My husband was awake at 5:00 am, ready for what he called real food. Our favorite restaurant for breakfast, Village Café, doesn’t open until 6:00. We were there when the door opened for business and he ordered eggs, bacon, a biscuit and gravy and coffee. I had eggs, potatoes, salsa, one of my favorite blueberry pancakes and coffee – our usual breakfasts. It didn’t seem like we overdid it, but it turned out to be too much food, too soon.
After breakfast we went to Pismo to do our regular routine of fast walking from the parking lot at the SeaVenture Hotel north to the rocks at the end of the beach. We were starting the second part where we walk to the creek that lets out into the ocean, when suddenly, my husband told me he felt nauseous. I had him sit down on a rock for a while. Then we walked slowly back to the car at half our usual speed. By the time we reached the truck and after he sat and drank some water, he felt much better. Maybe it was the coffee or eating food that was too heavy.
I should have listened to my intuition. After talking to Holly, I now know you should slowly ease back into a normal healthy diet and eat simple cooked meals after a cleanse. It is also recommended to stay away from raw foods, refined sugar and all processed foods for the first week and gradually add back intense workloads, extreme hikes, traveling, and so forth.
So, what was my take on this cleanse? The first day after completion, I felt good, strong, maybe stronger than normal. Doing the Tibetan rites this first morning after the cleanse, they seemed easier and I felt lighter. I was still down a few pounds which was nice, but that wasn’t my reason for doing the cleanse. After that first restaurant breakfast, my stomach cramped a tiny bit and my stools were looser for a day or so.

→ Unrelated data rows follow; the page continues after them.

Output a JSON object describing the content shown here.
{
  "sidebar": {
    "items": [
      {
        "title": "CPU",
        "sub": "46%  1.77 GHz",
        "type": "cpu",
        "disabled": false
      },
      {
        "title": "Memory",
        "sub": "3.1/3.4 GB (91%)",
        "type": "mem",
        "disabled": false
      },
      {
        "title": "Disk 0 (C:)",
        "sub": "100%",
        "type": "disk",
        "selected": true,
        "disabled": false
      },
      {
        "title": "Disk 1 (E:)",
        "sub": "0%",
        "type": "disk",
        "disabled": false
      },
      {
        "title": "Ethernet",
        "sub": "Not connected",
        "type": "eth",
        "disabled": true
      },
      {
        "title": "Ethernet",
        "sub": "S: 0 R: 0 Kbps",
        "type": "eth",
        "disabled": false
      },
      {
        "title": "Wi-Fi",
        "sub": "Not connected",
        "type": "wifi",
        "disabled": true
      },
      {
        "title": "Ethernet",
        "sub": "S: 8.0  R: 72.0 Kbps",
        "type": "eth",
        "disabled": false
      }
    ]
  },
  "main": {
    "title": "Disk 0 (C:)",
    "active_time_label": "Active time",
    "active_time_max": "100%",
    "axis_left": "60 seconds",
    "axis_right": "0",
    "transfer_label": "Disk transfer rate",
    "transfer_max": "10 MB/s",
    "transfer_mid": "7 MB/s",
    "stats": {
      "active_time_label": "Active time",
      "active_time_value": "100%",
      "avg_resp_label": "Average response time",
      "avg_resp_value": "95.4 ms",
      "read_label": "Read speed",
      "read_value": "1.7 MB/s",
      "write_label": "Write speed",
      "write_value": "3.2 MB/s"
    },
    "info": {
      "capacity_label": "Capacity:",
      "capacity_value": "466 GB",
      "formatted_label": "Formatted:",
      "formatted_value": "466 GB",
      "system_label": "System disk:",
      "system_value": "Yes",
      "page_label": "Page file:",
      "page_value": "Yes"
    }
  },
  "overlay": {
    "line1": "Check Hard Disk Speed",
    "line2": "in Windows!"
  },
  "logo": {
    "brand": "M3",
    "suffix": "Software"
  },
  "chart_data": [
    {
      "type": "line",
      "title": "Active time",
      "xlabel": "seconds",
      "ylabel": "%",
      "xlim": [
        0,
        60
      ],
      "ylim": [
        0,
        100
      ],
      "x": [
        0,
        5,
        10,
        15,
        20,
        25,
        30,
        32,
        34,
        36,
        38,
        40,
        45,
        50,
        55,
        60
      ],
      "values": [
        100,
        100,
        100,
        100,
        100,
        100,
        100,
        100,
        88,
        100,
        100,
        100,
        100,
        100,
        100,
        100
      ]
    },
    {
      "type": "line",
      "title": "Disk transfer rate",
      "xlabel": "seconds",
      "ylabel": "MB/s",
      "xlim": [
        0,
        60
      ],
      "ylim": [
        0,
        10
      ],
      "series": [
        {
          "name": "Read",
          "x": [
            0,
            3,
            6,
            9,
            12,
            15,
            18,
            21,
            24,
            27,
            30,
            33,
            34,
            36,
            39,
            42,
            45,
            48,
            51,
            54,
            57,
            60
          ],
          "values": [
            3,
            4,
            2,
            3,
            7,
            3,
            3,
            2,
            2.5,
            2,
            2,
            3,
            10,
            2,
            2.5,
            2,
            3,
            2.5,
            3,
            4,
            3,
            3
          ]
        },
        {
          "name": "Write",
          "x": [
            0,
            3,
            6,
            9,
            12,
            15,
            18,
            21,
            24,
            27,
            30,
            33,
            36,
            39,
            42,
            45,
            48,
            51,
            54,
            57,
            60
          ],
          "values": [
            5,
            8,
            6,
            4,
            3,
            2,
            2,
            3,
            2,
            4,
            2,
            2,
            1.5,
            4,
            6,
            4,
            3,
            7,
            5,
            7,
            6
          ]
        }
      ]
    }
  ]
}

Now, a few weeks later, I am aware that my digestion is definitely smoother. Before, if I ate late in the evening, my body didn’t have time to digest the food before going to bed and I wouldn’t sleep well through the night. I haven’t noticed this problem since the cleanse. Yes, I think I would do this cleanse again. For my husband, I’m not sure I’ll be able to bewitch him a second time around.